- EQ/personality – Sure, you could put this under skills and call them ‘soft skills’, but I won’t. I’m calling them out separately because that’s important I think they are. I’ve worked in many teams over the years and it’s always been fascinating for me to watch how people interact with each other and find their place within the team. Introverts, extroverts, people who have empathy, people you don’t… oh, and there’s usually at least one ass-hole. Taking one person out of the mix can have a huge impact, which can be very positive, very negative, or somewhere in-between. So, go ahead… remove that tester, but think about it first.
- Current team fit – In hindsight, this is likely an amalgamation of all 3 points above. Everything adds up to the ‘team fit’. I guess I was in a hurry to produce a number 4!
- Communication – Yeah well, like I said in the tweet… too broad and likely sits within skills also. However, it’s still very much worth considering when thinking about how your team communicates, and more specifically how the tester you’re going to remove communicates. They may very well be a conduit to the wider team. In my experience testers seem to fit well in that spot as they tend to have a broader perspective of the project… focusing on the initial business need right through to the developed solution’s use.
I’ll let KC explain her 4 and 5 (hopefully – please KC?).
So the key message from me is exactly what my initial tweet said – you don’t remove a tester, you remove a person performing a role. Getting another person to perform that same role, or the activities that are intended to be performed by it, will always give you different results, always.

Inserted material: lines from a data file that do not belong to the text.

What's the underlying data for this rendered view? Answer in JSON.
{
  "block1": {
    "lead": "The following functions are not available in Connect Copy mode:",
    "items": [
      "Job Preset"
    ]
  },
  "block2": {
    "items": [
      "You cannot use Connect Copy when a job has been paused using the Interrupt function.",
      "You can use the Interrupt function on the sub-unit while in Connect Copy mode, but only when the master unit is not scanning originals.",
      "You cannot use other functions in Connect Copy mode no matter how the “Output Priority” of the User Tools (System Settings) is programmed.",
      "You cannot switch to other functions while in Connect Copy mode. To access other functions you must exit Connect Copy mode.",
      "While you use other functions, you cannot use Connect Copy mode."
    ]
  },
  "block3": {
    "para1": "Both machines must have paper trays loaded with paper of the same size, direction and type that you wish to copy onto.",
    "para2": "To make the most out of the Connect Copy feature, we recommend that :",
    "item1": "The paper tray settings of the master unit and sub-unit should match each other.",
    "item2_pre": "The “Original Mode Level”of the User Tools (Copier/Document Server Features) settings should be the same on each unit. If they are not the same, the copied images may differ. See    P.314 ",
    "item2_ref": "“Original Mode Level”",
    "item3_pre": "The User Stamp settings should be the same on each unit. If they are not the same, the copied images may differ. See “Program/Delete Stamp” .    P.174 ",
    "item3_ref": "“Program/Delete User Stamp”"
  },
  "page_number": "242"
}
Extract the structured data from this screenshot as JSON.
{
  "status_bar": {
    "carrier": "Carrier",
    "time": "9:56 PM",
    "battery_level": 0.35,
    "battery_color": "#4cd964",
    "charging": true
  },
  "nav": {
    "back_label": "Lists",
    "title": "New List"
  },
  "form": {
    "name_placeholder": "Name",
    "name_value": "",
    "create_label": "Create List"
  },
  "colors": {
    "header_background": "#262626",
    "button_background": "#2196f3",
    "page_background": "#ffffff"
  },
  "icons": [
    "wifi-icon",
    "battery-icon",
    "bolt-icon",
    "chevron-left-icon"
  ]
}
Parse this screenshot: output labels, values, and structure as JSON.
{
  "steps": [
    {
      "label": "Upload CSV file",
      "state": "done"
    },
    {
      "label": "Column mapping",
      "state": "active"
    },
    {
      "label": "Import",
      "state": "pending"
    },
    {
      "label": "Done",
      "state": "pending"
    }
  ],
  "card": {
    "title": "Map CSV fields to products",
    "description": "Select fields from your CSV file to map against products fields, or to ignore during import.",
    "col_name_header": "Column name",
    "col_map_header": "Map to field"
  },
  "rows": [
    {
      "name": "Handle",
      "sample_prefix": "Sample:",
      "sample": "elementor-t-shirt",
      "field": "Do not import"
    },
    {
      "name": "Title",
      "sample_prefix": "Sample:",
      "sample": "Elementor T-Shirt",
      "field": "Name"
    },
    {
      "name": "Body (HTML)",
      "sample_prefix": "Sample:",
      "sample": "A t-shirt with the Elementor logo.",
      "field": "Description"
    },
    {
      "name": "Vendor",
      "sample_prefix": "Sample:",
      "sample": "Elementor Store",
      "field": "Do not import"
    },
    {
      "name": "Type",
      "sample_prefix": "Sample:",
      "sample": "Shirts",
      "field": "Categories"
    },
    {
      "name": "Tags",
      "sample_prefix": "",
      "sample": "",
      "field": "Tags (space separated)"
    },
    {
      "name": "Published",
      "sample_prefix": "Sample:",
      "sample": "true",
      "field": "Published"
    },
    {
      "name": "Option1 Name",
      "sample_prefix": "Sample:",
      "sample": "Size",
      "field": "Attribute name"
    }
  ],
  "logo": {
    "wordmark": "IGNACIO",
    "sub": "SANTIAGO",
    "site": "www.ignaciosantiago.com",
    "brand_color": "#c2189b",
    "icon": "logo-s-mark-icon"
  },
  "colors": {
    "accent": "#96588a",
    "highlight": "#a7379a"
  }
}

So who has removed testers and what happened?
Example: Atlassian QA Model (there’s way more than one link BTW) – OK, so they didn’t really ‘remove’ testers. They changed their approach, and the role seems to have changed with it (although the number of staff appears to have significantly decreased in the ‘testing’ space). What happened? Well, from what I’ve researched the outcome has been more positive than negative. I don’t work there, so I don’t know this first hand, but it appears to be working for them.
I’ve used (and still do use) Atlassian products, and my experience has always been quite good. So if I’m a measure… well done Atlassian.
Unfortunately (or perhaps fortunately) my first hand experience has always been introducing testers rather than removing them… so I can’t add any personal experience. However, the way the industry is moving, I think I’ll soon be experiencing the removal. Things move quickly these days. The time available to explore a product is constantly shrinking as we push things to production faster and faster. We’re pushing automation to developers (which I think is good), we’re doing more automation (which I also think is good if it’s well thought out), so the need for large numbers of testers is reducing. I don’t believe there will ever be a point where we won’t need a human interacting with and exploring a product (not in my lifetime anyway). However, does that human need to be called a tester?
Ah, and now we return to ‘tester’ versus ‘testing’… so when removing a tester don’t just think about the role description. Think about the person you’re removing and the activities they perform. Will the other members of the team be able to do what they did? Think… and I mean critically.
I liked this from Aaron Hodder…
@katrina_tester A team is a complex system. I don’t think you can predict the outcome. (plus let alone diving into “what does qual mean”)
A complex system indeed, and why is that? Because they’re built with humans!
Also, again, that caution on what quality means… an extremely important part of the equation which many books could be written about (oh, they have!).